> [PROBLEM]
From the first line to the last, restate the data word for word.

START RECORDS SUPPLIED

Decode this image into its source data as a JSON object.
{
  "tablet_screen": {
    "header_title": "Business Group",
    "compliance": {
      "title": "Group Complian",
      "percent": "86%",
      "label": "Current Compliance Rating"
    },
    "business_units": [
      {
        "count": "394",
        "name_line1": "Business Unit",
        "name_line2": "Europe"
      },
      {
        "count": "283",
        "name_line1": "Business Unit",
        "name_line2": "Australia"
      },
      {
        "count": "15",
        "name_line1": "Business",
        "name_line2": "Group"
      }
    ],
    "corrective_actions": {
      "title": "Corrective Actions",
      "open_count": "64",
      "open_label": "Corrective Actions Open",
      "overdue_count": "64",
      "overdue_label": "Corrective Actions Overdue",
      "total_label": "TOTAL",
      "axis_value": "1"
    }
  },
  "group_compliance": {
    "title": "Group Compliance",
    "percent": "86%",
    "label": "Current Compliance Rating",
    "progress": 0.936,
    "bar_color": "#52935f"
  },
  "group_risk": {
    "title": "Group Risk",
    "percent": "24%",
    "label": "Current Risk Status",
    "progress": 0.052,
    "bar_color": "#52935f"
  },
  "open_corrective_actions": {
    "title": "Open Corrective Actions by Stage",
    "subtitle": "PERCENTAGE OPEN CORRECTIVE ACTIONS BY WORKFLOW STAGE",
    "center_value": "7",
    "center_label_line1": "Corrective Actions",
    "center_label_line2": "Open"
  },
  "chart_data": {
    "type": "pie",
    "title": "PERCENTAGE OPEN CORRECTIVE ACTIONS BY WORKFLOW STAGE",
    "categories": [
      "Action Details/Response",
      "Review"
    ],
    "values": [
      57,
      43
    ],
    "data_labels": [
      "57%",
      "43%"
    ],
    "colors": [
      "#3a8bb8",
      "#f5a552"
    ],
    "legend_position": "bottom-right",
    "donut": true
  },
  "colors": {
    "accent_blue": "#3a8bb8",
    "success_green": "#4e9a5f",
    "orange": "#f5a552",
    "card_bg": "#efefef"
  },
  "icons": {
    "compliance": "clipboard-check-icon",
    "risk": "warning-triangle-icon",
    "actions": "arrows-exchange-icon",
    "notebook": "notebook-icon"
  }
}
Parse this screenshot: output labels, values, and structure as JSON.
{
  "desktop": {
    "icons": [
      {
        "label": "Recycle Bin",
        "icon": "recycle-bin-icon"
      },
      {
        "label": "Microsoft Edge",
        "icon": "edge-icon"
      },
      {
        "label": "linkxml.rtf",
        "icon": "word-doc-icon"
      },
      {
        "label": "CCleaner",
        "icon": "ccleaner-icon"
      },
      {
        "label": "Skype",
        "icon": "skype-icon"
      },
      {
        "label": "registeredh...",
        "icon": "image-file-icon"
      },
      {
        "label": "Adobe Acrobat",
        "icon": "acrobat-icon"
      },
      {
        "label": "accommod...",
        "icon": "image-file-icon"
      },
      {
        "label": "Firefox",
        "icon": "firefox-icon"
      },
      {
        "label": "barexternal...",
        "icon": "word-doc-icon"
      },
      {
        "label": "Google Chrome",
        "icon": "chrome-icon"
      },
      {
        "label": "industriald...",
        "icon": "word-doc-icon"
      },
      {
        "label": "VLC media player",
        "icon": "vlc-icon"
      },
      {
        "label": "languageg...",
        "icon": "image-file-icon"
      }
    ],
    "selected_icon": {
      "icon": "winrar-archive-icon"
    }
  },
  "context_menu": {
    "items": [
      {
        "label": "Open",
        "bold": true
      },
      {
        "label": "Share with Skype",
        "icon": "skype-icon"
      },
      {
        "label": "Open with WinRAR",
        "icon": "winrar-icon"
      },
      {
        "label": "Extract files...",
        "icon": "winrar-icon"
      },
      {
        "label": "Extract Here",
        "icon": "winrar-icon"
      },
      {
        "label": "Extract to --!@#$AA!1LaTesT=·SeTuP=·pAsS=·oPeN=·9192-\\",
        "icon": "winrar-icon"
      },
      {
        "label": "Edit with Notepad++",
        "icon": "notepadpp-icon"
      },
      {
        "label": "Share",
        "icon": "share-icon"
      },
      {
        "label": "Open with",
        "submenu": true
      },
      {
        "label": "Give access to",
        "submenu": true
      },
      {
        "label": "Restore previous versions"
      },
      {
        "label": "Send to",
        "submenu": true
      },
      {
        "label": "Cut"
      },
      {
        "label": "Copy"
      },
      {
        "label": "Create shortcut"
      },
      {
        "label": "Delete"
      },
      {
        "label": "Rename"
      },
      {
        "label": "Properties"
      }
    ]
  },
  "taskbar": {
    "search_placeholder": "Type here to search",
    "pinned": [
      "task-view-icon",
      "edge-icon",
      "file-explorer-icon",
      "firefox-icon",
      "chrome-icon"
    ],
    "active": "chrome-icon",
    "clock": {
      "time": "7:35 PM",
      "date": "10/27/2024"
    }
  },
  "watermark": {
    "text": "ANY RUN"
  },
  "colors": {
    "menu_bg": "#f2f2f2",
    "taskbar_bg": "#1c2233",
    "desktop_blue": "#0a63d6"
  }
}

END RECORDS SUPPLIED

> [SOLUTION]
Decode this image into its source data as a JSON object.
{
  "tablet_screen": {
    "header_title": "Business Group",
    "compliance": {
      "title": "Group Complian",
      "percent": "86%",
      "label": "Current Compliance Rating"
    },
    "business_units": [
      {
        "count": "394",
        "name_line1": "Business Unit",
        "name_line2": "Europe"
      },
      {
        "count": "283",
        "name_line1": "Business Unit",
        "name_line2": "Australia"
      },
      {
        "count": "15",
        "name_line1": "Business",
        "name_line2": "Group"
      }
    ],
    "corrective_actions": {
      "title": "Corrective Actions",
      "open_count": "64",
      "open_label": "Corrective Actions Open",
      "overdue_count": "64",
      "overdue_label": "Corrective Actions Overdue",
      "total_label": "TOTAL",
      "axis_value": "1"
    }
  },
  "group_compliance": {
    "title": "Group Compliance",
    "percent": "86%",
    "label": "Current Compliance Rating",
    "progress": 0.936,
    "bar_color": "#52935f"
  },
  "group_risk": {
    "title": "Group Risk",
    "percent": "24%",
    "label": "Current Risk Status",
    "progress": 0.052,
    "bar_color": "#52935f"
  },
  "open_corrective_actions": {
    "title": "Open Corrective Actions by Stage",
    "subtitle": "PERCENTAGE OPEN CORRECTIVE ACTIONS BY WORKFLOW STAGE",
    "center_value": "7",
    "center_label_line1": "Corrective Actions",
    "center_label_line2": "Open"
  },
  "chart_data": {
    "type": "pie",
    "title": "PERCENTAGE OPEN CORRECTIVE ACTIONS BY WORKFLOW STAGE",
    "categories": [
      "Action Details/Response",
      "Review"
    ],
    "values": [
      57,
      43
    ],
    "data_labels": [
      "57%",
      "43%"
    ],
    "colors": [
      "#3a8bb8",
      "#f5a552"
    ],
    "legend_position": "bottom-right",
    "donut": true
  },
  "colors": {
    "accent_blue": "#3a8bb8",
    "success_green": "#4e9a5f",
    "orange": "#f5a552",
    "card_bg": "#efefef"
  },
  "icons": {
    "compliance": "clipboard-check-icon",
    "risk": "warning-triangle-icon",
    "actions": "arrows-exchange-icon",
    "notebook": "notebook-icon"
  }
}
Parse this screenshot: output labels, values, and structure as JSON.
{
  "desktop": {
    "icons": [
      {
        "label": "Recycle Bin",
        "icon": "recycle-bin-icon"
      },
      {
        "label": "Microsoft Edge",
        "icon": "edge-icon"
      },
      {
        "label": "linkxml.rtf",
        "icon": "word-doc-icon"
      },
      {
        "label": "CCleaner",
        "icon": "ccleaner-icon"
      },
      {
        "label": "Skype",
        "icon": "skype-icon"
      },
      {
        "label": "registeredh...",
        "icon": "image-file-icon"
      },
      {
        "label": "Adobe Acrobat",
        "icon": "acrobat-icon"
      },
      {
        "label": "accommod...",
        "icon": "image-file-icon"
      },
      {
        "label": "Firefox",
        "icon": "firefox-icon"
      },
      {
        "label": "barexternal...",
        "icon": "word-doc-icon"
      },
      {
        "label": "Google Chrome",
        "icon": "chrome-icon"
      },
      {
        "label": "industriald...",
        "icon": "word-doc-icon"
      },
      {
        "label": "VLC media player",
        "icon": "vlc-icon"
      },
      {
        "label": "languageg...",
        "icon": "image-file-icon"
      }
    ],
    "selected_icon": {
      "icon": "winrar-archive-icon"
    }
  },
  "context_menu": {
    "items": [
      {
        "label": "Open",
        "bold": true
      },
      {
        "label": "Share with Skype",
        "icon": "skype-icon"
      },
      {
        "label": "Open with WinRAR",
        "icon": "winrar-icon"
      },
      {
        "label": "Extract files...",
        "icon": "winrar-icon"
      },
      {
        "label": "Extract Here",
        "icon": "winrar-icon"
      },
      {
        "label": "Extract to --!@#$AA!1LaTesT=·SeTuP=·pAsS=·oPeN=·9192-\\",
        "icon": "winrar-icon"
      },
      {
        "label": "Edit with Notepad++",
        "icon": "notepadpp-icon"
      },
      {
        "label": "Share",
        "icon": "share-icon"
      },
      {
        "label": "Open with",
        "submenu": true
      },
      {
        "label": "Give access to",
        "submenu": true
      },
      {
        "label": "Restore previous versions"
      },
      {
        "label": "Send to",
        "submenu": true
      },
      {
        "label": "Cut"
      },
      {
        "label": "Copy"
      },
      {
        "label": "Create shortcut"
      },
      {
        "label": "Delete"
      },
      {
        "label": "Rename"
      },
      {
        "label": "Properties"
      }
    ]
  },
  "taskbar": {
    "search_placeholder": "Type here to search",
    "pinned": [
      "task-view-icon",
      "edge-icon",
      "file-explorer-icon",
      "firefox-icon",
      "chrome-icon"
    ],
    "active": "chrome-icon",
    "clock": {
      "time": "7:35 PM",
      "date": "10/27/2024"
    }
  },
  "watermark": {
    "text": "ANY RUN"
  },
  "colors": {
    "menu_bg": "#f2f2f2",
    "taskbar_bg": "#1c2233",
    "desktop_blue": "#0a63d6"
  }
}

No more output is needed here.